- _Required action_
Please reproduce the records below exactly, omitting any pictures they contain.

- _Data for this exercise_
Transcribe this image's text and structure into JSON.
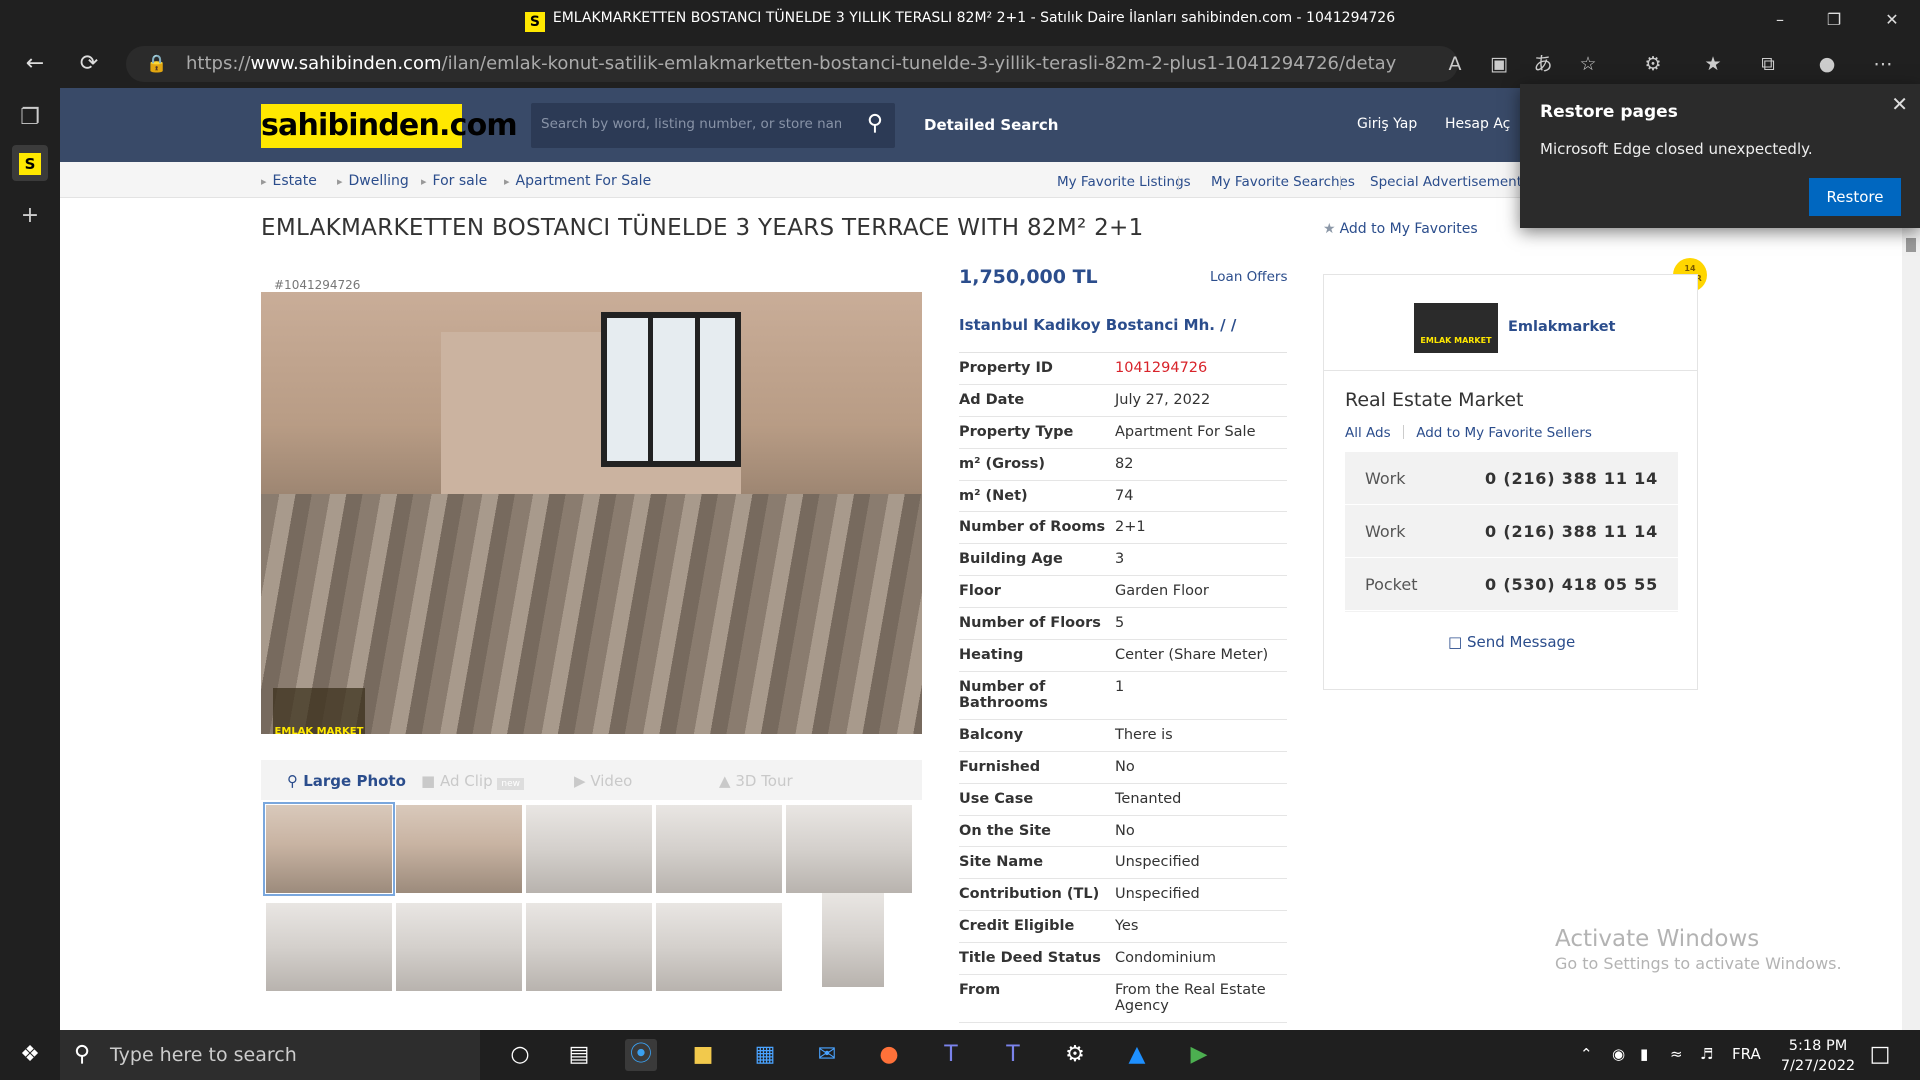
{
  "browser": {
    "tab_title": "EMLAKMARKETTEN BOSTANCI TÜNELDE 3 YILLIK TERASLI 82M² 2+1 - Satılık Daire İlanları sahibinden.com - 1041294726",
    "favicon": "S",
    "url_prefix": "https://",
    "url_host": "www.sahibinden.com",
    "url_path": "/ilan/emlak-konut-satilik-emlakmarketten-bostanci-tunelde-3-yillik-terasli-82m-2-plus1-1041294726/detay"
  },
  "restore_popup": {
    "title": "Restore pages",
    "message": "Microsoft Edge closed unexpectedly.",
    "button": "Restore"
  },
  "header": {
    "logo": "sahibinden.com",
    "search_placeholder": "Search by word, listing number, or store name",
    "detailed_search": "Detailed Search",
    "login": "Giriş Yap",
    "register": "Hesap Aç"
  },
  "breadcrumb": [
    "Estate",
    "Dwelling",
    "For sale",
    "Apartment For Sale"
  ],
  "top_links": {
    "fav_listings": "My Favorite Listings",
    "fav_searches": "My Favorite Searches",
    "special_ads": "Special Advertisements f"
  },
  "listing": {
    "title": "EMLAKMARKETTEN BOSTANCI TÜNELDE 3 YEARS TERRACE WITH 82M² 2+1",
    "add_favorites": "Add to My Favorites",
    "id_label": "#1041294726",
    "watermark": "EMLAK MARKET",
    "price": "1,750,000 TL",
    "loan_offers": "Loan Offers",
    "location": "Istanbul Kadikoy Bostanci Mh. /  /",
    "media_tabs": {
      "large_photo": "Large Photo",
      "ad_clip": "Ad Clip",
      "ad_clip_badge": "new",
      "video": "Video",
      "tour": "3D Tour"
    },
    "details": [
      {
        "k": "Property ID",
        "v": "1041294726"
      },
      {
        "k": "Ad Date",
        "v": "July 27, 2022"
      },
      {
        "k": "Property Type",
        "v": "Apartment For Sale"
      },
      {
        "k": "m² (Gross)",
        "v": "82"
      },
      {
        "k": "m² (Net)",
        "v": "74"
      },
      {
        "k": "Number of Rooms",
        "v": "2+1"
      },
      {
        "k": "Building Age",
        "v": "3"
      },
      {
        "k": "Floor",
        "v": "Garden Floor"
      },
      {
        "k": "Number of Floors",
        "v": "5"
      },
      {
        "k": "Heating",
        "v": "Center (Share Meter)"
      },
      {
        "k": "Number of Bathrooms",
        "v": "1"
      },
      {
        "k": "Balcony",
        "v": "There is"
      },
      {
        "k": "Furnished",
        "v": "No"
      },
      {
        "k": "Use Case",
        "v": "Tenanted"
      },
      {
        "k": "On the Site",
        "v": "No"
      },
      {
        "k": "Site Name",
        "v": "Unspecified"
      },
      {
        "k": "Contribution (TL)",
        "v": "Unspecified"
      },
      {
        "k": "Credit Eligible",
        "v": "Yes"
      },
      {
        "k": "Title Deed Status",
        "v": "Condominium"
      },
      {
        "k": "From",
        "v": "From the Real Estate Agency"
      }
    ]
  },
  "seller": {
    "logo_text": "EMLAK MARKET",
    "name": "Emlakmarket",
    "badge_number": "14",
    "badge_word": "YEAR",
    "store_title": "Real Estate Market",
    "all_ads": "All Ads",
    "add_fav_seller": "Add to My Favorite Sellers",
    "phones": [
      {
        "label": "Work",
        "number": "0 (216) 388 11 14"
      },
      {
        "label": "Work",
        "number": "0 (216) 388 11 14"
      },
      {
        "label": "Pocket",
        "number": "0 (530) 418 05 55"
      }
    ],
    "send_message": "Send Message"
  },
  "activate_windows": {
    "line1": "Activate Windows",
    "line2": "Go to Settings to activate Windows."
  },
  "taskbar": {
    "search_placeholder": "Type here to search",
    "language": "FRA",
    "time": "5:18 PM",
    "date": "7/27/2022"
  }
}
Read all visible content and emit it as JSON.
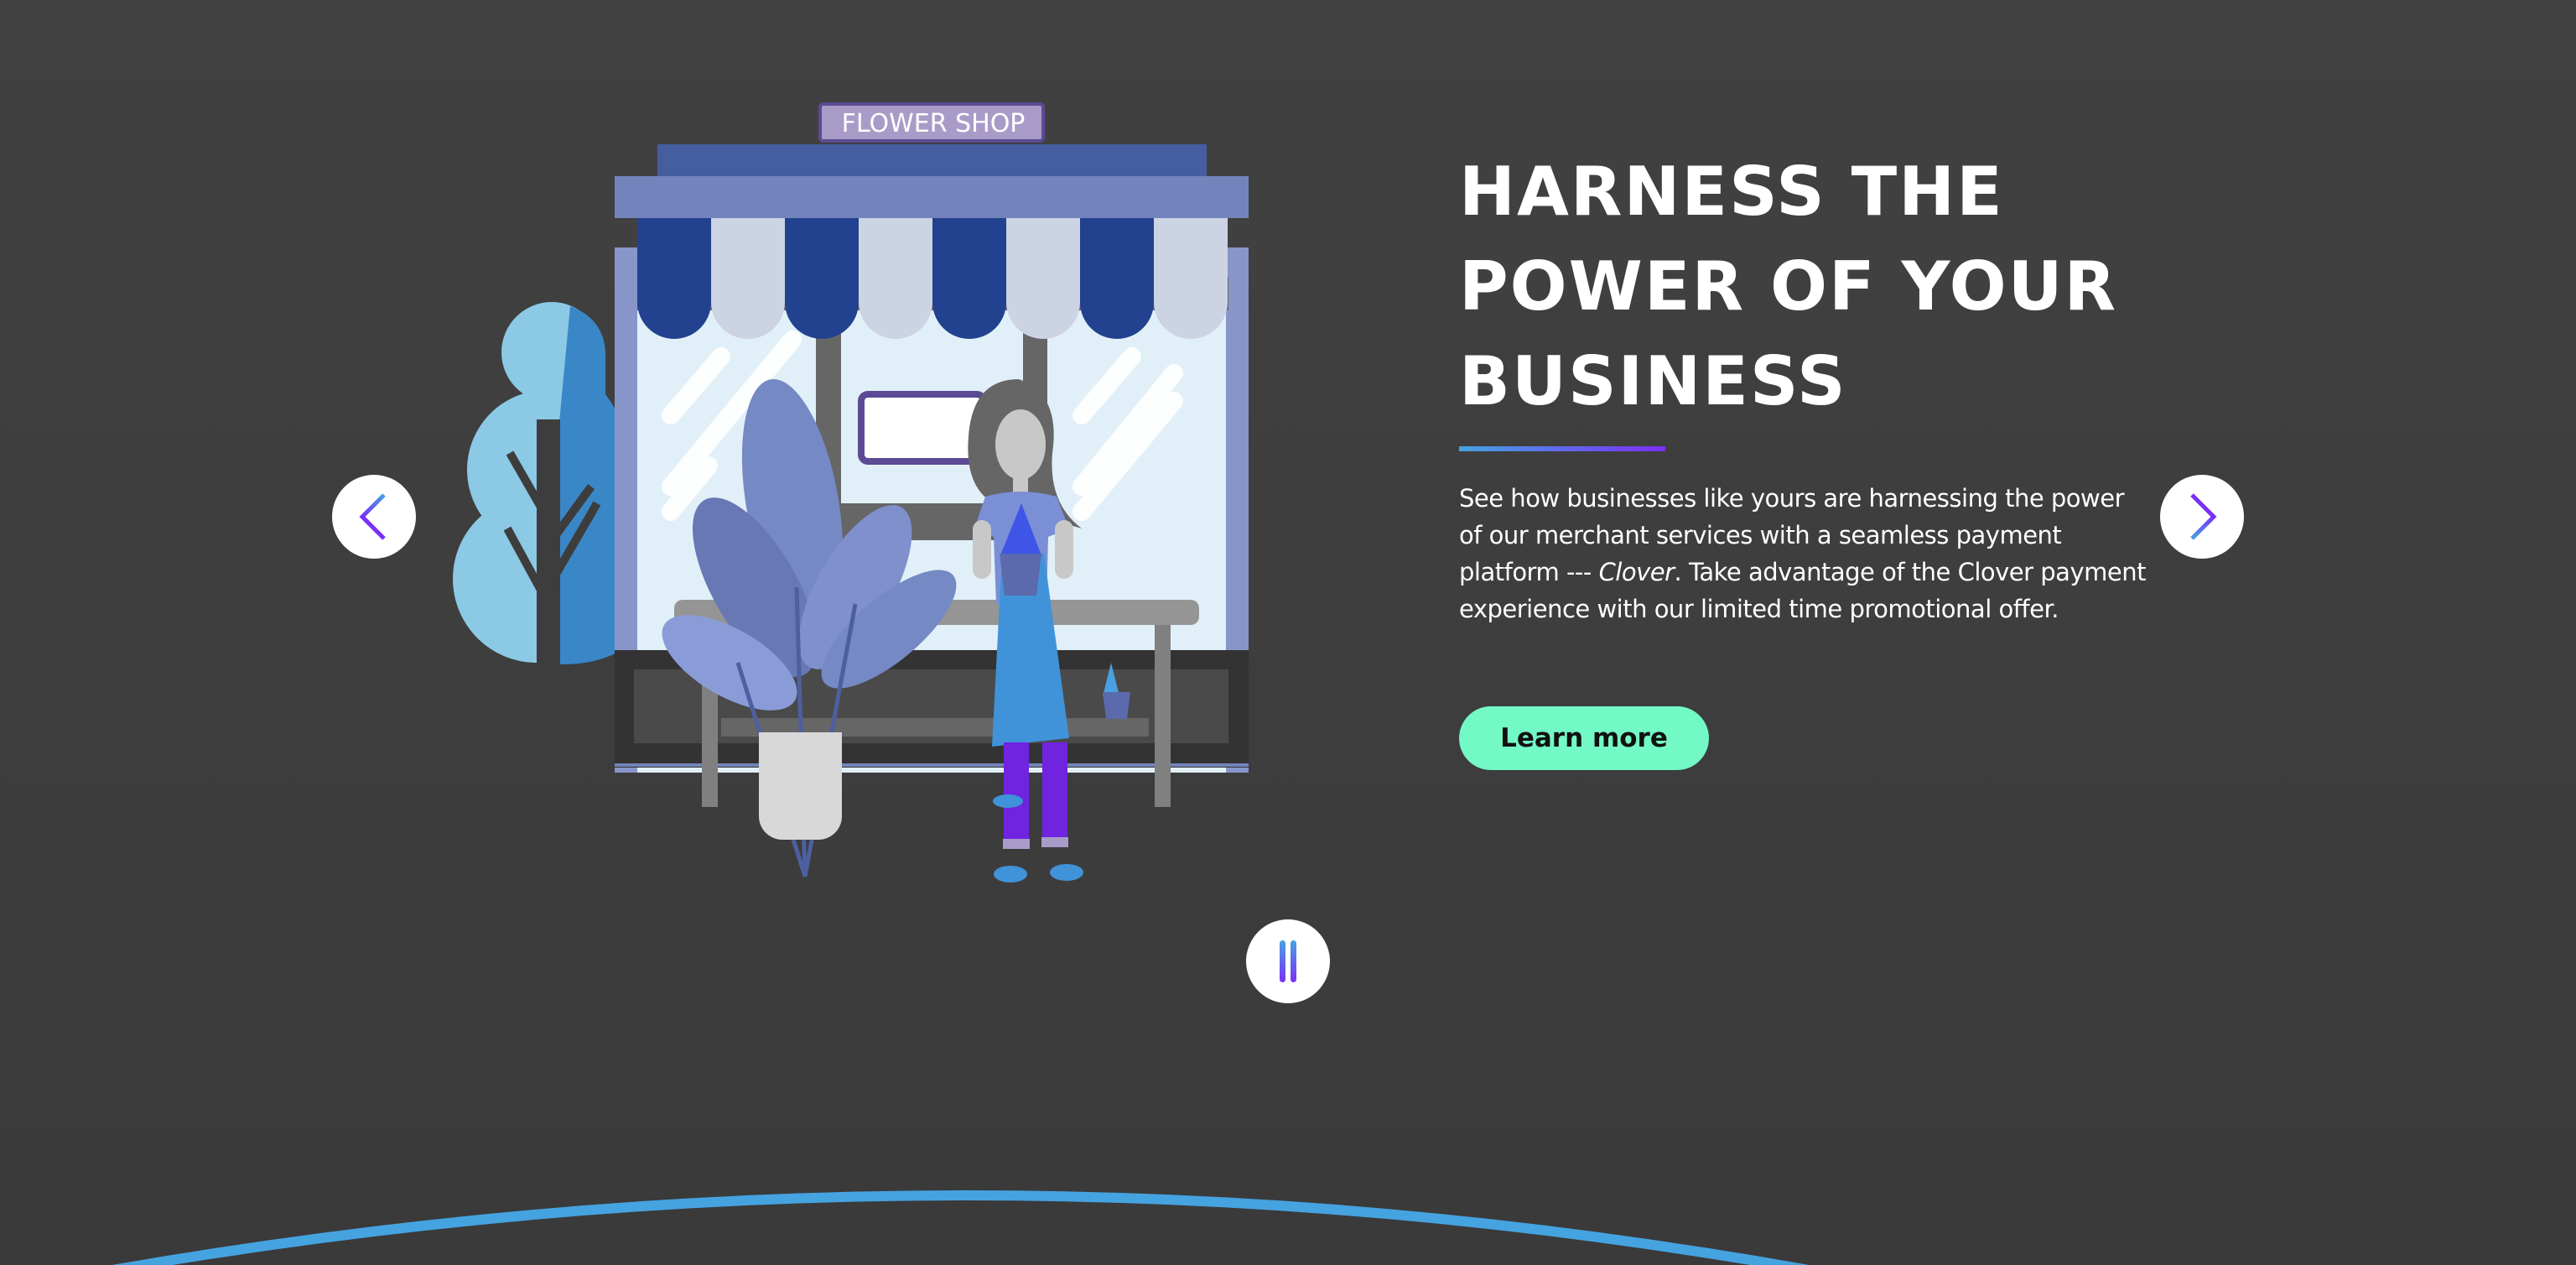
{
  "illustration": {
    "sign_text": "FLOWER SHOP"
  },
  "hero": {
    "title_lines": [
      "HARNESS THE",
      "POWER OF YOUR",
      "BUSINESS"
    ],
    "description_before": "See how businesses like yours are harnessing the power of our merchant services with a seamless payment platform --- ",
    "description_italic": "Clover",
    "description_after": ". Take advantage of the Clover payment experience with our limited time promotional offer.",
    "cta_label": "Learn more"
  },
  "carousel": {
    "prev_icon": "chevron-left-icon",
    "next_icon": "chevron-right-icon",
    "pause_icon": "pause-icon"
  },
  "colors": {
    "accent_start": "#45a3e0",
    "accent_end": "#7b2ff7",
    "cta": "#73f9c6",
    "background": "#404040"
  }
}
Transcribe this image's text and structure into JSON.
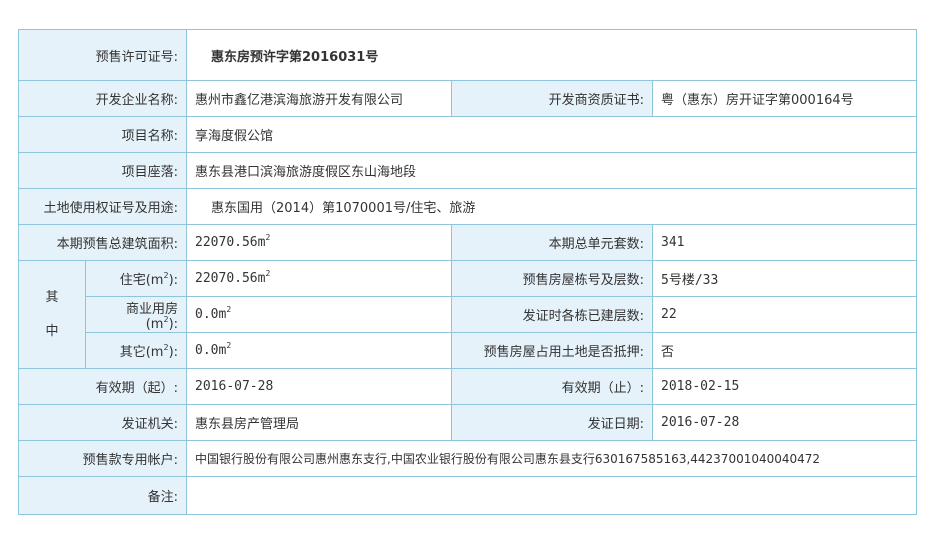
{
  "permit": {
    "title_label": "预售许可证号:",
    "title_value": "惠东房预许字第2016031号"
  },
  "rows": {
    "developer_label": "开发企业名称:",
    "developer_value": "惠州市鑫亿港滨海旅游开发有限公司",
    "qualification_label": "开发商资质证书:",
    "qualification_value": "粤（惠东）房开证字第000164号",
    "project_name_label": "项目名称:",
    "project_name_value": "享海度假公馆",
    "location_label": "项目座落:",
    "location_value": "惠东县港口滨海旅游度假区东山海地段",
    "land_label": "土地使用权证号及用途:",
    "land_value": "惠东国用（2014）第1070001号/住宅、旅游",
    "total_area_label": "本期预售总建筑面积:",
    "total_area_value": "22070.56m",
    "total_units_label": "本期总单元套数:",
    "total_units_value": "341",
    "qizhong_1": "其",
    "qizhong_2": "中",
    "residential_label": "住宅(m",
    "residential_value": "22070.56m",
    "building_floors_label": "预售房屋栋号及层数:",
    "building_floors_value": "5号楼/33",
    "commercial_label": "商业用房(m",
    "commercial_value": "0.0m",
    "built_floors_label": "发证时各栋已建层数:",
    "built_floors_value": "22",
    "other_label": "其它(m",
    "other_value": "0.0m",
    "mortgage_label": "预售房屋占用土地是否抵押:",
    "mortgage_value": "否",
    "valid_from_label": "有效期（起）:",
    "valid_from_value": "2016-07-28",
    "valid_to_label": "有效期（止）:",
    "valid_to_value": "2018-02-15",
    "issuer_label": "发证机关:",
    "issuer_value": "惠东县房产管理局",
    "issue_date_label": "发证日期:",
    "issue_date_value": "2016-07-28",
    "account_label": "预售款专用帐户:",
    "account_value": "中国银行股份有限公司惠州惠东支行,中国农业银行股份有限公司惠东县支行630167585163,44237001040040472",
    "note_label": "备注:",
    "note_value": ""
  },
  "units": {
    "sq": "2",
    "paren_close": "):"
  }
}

- _Result for this exercise_
Transcribe this image's text and structure into JSON.
{
  "browser": {
    "tab_title": "EMLAKMARKETTEN BOSTANCI TÜNELDE 3 YILLIK TERASLI 82M² 2+1 - Satılık Daire İlanları sahibinden.com - 1041294726",
    "favicon": "S",
    "url_prefix": "https://",
    "url_host": "www.sahibinden.com",
    "url_path": "/ilan/emlak-konut-satilik-emlakmarketten-bostanci-tunelde-3-yillik-terasli-82m-2-plus1-1041294726/detay"
  },
  "restore_popup": {
    "title": "Restore pages",
    "message": "Microsoft Edge closed unexpectedly.",
    "button": "Restore"
  },
  "header": {
    "logo": "sahibinden.com",
    "search_placeholder": "Search by word, listing number, or store name",
    "detailed_search": "Detailed Search",
    "login": "Giriş Yap",
    "register": "Hesap Aç"
  },
  "breadcrumb": [
    "Estate",
    "Dwelling",
    "For sale",
    "Apartment For Sale"
  ],
  "top_links": {
    "fav_listings": "My Favorite Listings",
    "fav_searches": "My Favorite Searches",
    "special_ads": "Special Advertisements f"
  },
  "listing": {
    "title": "EMLAKMARKETTEN BOSTANCI TÜNELDE 3 YEARS TERRACE WITH 82M² 2+1",
    "add_favorites": "Add to My Favorites",
    "id_label": "#1041294726",
    "watermark": "EMLAK MARKET",
    "price": "1,750,000 TL",
    "loan_offers": "Loan Offers",
    "location": "Istanbul Kadikoy Bostanci Mh. /  /",
    "media_tabs": {
      "large_photo": "Large Photo",
      "ad_clip": "Ad Clip",
      "ad_clip_badge": "new",
      "video": "Video",
      "tour": "3D Tour"
    },
    "details": [
      {
        "k": "Property ID",
        "v": "1041294726"
      },
      {
        "k": "Ad Date",
        "v": "July 27, 2022"
      },
      {
        "k": "Property Type",
        "v": "Apartment For Sale"
      },
      {
        "k": "m² (Gross)",
        "v": "82"
      },
      {
        "k": "m² (Net)",
        "v": "74"
      },
      {
        "k": "Number of Rooms",
        "v": "2+1"
      },
      {
        "k": "Building Age",
        "v": "3"
      },
      {
        "k": "Floor",
        "v": "Garden Floor"
      },
      {
        "k": "Number of Floors",
        "v": "5"
      },
      {
        "k": "Heating",
        "v": "Center (Share Meter)"
      },
      {
        "k": "Number of Bathrooms",
        "v": "1"
      },
      {
        "k": "Balcony",
        "v": "There is"
      },
      {
        "k": "Furnished",
        "v": "No"
      },
      {
        "k": "Use Case",
        "v": "Tenanted"
      },
      {
        "k": "On the Site",
        "v": "No"
      },
      {
        "k": "Site Name",
        "v": "Unspecified"
      },
      {
        "k": "Contribution (TL)",
        "v": "Unspecified"
      },
      {
        "k": "Credit Eligible",
        "v": "Yes"
      },
      {
        "k": "Title Deed Status",
        "v": "Condominium"
      },
      {
        "k": "From",
        "v": "From the Real Estate Agency"
      }
    ]
  },
  "seller": {
    "logo_text": "EMLAK MARKET",
    "name": "Emlakmarket",
    "badge_number": "14",
    "badge_word": "YEAR",
    "store_title": "Real Estate Market",
    "all_ads": "All Ads",
    "add_fav_seller": "Add to My Favorite Sellers",
    "phones": [
      {
        "label": "Work",
        "number": "0 (216) 388 11 14"
      },
      {
        "label": "Work",
        "number": "0 (216) 388 11 14"
      },
      {
        "label": "Pocket",
        "number": "0 (530) 418 05 55"
      }
    ],
    "send_message": "Send Message"
  },
  "activate_windows": {
    "line1": "Activate Windows",
    "line2": "Go to Settings to activate Windows."
  },
  "taskbar": {
    "search_placeholder": "Type here to search",
    "language": "FRA",
    "time": "5:18 PM",
    "date": "7/27/2022"
  }
}
Read all visible content and emit it as JSON.
{
  "illustration": {
    "sign_text": "FLOWER SHOP"
  },
  "hero": {
    "title_lines": [
      "HARNESS THE",
      "POWER OF YOUR",
      "BUSINESS"
    ],
    "description_before": "See how businesses like yours are harnessing the power of our merchant services with a seamless payment platform --- ",
    "description_italic": "Clover",
    "description_after": ". Take advantage of the Clover payment experience with our limited time promotional offer.",
    "cta_label": "Learn more"
  },
  "carousel": {
    "prev_icon": "chevron-left-icon",
    "next_icon": "chevron-right-icon",
    "pause_icon": "pause-icon"
  },
  "colors": {
    "accent_start": "#45a3e0",
    "accent_end": "#7b2ff7",
    "cta": "#73f9c6",
    "background": "#404040"
  }
}
Transcribe this image's text and structure into JSON.
{
  "permit": {
    "title_label": "预售许可证号:",
    "title_value": "惠东房预许字第2016031号"
  },
  "rows": {
    "developer_label": "开发企业名称:",
    "developer_value": "惠州市鑫亿港滨海旅游开发有限公司",
    "qualification_label": "开发商资质证书:",
    "qualification_value": "粤（惠东）房开证字第000164号",
    "project_name_label": "项目名称:",
    "project_name_value": "享海度假公馆",
    "location_label": "项目座落:",
    "location_value": "惠东县港口滨海旅游度假区东山海地段",
    "land_label": "土地使用权证号及用途:",
    "land_value": "惠东国用（2014）第1070001号/住宅、旅游",
    "total_area_label": "本期预售总建筑面积:",
    "total_area_value": "22070.56m",
    "total_units_label": "本期总单元套数:",
    "total_units_value": "341",
    "qizhong_1": "其",
    "qizhong_2": "中",
    "residential_label": "住宅(m",
    "residential_value": "22070.56m",
    "building_floors_label": "预售房屋栋号及层数:",
    "building_floors_value": "5号楼/33",
    "commercial_label": "商业用房(m",
    "commercial_value": "0.0m",
    "built_floors_label": "发证时各栋已建层数:",
    "built_floors_value": "22",
    "other_label": "其它(m",
    "other_value": "0.0m",
    "mortgage_label": "预售房屋占用土地是否抵押:",
    "mortgage_value": "否",
    "valid_from_label": "有效期（起）:",
    "valid_from_value": "2016-07-28",
    "valid_to_label": "有效期（止）:",
    "valid_to_value": "2018-02-15",
    "issuer_label": "发证机关:",
    "issuer_value": "惠东县房产管理局",
    "issue_date_label": "发证日期:",
    "issue_date_value": "2016-07-28",
    "account_label": "预售款专用帐户:",
    "account_value": "中国银行股份有限公司惠州惠东支行,中国农业银行股份有限公司惠东县支行630167585163,44237001040040472",
    "note_label": "备注:",
    "note_value": ""
  },
  "units": {
    "sq": "2",
    "paren_close": "):"
  }
}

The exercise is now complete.